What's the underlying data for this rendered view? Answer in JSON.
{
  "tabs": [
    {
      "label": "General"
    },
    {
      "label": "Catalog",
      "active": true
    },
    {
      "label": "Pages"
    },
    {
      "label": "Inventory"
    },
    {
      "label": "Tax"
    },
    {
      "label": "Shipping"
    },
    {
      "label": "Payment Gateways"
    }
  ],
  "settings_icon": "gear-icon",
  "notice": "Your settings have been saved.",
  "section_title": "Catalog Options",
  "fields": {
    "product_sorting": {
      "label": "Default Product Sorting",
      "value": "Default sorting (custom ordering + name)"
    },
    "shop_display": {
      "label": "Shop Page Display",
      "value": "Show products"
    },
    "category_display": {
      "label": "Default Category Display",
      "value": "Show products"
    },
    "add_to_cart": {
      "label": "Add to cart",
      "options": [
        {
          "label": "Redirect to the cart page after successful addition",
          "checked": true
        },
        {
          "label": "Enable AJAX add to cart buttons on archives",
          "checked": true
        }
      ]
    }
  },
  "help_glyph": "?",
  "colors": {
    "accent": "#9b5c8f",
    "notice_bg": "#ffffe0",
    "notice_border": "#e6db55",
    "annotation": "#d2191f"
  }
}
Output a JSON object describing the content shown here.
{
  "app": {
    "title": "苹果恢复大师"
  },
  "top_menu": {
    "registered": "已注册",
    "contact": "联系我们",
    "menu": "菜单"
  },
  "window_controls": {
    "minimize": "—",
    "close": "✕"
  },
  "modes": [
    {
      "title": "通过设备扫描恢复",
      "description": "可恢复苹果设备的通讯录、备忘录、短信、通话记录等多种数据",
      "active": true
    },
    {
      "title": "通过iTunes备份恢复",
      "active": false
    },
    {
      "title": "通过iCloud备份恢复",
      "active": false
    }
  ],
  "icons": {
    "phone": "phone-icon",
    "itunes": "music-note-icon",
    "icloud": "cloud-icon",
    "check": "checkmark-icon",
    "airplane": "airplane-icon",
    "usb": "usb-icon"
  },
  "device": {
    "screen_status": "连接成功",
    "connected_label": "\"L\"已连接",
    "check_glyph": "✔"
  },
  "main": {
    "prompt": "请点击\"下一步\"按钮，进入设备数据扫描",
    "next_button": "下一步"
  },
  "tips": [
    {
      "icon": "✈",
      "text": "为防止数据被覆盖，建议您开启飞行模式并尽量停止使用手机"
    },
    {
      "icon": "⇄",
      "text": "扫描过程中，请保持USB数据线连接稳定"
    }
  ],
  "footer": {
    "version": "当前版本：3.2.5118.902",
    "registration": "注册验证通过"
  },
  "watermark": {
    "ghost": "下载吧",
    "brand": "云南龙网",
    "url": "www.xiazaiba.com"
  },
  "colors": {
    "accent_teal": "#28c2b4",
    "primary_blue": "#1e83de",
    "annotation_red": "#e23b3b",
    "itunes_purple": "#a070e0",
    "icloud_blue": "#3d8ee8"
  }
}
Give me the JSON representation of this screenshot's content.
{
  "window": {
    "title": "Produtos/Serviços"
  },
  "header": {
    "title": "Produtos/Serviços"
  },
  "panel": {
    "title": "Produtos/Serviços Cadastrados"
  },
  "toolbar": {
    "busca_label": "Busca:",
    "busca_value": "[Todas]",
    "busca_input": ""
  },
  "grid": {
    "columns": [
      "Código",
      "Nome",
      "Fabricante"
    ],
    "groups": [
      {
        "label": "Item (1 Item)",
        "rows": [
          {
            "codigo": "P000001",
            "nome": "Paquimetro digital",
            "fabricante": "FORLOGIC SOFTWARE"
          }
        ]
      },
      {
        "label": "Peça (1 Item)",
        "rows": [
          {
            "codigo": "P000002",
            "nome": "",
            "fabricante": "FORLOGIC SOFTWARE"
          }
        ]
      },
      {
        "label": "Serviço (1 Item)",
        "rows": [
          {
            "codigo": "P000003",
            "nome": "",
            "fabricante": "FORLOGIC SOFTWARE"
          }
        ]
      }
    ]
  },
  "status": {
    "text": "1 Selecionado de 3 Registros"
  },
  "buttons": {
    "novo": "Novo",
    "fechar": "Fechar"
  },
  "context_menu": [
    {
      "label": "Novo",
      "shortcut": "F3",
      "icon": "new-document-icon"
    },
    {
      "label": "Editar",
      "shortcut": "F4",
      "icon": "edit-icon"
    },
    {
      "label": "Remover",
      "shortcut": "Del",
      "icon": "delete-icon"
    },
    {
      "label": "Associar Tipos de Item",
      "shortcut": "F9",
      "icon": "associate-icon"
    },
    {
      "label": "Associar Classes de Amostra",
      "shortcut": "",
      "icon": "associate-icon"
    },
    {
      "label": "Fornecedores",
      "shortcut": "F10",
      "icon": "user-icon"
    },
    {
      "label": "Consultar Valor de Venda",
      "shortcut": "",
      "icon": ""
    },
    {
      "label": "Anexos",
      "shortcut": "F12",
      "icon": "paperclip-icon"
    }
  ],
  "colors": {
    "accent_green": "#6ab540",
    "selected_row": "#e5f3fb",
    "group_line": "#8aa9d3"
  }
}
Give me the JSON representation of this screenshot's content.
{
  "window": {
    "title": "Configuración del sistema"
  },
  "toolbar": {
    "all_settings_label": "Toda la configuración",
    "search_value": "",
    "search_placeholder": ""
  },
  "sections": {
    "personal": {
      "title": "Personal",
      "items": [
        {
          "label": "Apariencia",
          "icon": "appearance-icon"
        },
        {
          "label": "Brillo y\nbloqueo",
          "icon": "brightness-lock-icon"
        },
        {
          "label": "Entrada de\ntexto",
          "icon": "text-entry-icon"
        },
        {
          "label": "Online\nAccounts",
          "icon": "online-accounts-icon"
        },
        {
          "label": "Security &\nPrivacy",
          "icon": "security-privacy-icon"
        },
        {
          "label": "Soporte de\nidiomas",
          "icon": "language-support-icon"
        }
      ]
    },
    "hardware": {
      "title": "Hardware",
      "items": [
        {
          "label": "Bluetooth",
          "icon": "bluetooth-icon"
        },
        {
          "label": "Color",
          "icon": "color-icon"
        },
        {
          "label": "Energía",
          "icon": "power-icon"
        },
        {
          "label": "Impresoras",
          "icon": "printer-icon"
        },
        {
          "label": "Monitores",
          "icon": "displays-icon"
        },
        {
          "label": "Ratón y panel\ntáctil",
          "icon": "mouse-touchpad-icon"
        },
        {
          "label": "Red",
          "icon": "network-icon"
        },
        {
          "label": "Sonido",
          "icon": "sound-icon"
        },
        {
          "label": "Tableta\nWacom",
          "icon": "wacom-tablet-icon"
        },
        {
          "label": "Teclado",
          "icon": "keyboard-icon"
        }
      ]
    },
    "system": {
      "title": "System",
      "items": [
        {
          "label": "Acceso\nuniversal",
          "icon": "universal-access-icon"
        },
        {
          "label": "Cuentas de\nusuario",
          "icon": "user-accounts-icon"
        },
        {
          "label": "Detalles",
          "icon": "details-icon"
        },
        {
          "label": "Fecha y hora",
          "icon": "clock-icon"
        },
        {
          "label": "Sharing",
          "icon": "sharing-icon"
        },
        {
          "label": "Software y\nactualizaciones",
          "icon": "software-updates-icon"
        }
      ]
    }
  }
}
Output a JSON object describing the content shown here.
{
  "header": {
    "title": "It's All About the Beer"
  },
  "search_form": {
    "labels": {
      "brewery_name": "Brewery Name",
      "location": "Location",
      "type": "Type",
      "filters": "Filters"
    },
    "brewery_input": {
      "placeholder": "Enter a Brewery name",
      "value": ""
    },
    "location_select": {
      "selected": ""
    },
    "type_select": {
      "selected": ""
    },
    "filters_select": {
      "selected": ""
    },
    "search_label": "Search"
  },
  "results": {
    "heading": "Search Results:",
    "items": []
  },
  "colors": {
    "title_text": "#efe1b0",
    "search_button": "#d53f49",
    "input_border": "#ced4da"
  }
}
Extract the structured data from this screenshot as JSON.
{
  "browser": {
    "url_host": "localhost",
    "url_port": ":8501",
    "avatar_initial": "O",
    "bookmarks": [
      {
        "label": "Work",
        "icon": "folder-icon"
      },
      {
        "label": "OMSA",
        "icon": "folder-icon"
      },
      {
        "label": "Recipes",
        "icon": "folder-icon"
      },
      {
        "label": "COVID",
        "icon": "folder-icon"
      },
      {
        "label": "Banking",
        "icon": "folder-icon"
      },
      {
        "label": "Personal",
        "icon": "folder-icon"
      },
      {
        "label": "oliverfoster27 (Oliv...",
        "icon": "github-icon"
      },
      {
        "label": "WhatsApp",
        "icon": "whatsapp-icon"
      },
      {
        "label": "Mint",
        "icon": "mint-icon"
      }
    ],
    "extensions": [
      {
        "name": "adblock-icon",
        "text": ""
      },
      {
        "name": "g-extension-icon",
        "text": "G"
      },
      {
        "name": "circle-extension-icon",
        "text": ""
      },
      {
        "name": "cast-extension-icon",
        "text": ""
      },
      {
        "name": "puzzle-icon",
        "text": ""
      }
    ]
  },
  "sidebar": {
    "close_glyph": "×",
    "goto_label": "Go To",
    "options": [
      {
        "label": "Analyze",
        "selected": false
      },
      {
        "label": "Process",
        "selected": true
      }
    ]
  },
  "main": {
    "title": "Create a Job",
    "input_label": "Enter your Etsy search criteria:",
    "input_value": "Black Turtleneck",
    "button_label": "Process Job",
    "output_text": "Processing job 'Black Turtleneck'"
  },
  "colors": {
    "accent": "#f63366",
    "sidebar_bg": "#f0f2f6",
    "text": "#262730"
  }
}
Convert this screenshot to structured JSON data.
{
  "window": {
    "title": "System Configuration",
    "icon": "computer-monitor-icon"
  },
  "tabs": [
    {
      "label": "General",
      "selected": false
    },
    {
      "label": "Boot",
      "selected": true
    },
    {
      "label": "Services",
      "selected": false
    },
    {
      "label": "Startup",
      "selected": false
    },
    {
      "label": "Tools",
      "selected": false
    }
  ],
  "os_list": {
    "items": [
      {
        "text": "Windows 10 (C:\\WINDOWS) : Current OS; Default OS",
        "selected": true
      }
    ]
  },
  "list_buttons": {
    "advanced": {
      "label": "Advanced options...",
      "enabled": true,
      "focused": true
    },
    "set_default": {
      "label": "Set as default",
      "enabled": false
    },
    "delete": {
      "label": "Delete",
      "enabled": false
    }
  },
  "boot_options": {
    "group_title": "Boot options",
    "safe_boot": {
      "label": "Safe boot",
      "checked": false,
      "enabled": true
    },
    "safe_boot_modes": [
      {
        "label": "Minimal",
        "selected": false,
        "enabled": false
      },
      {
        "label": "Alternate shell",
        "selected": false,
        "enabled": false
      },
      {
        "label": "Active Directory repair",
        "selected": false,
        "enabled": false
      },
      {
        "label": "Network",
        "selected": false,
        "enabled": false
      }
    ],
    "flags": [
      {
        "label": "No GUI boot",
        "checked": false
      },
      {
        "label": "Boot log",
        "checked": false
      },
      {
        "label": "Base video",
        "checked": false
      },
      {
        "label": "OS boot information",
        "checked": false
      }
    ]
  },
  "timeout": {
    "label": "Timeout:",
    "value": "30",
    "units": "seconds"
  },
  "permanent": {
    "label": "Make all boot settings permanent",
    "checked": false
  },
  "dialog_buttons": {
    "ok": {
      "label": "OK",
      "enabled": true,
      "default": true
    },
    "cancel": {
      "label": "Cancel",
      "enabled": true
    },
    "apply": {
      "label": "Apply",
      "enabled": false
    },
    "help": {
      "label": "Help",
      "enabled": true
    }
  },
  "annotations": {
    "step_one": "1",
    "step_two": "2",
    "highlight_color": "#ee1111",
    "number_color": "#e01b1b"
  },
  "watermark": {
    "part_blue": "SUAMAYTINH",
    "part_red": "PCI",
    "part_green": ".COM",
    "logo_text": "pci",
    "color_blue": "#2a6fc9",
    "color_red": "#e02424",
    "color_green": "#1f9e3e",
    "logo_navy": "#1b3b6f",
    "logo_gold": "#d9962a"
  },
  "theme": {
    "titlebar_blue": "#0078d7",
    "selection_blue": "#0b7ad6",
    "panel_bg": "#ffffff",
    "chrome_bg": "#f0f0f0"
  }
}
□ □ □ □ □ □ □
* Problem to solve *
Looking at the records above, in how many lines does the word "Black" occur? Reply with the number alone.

* Your solution *
2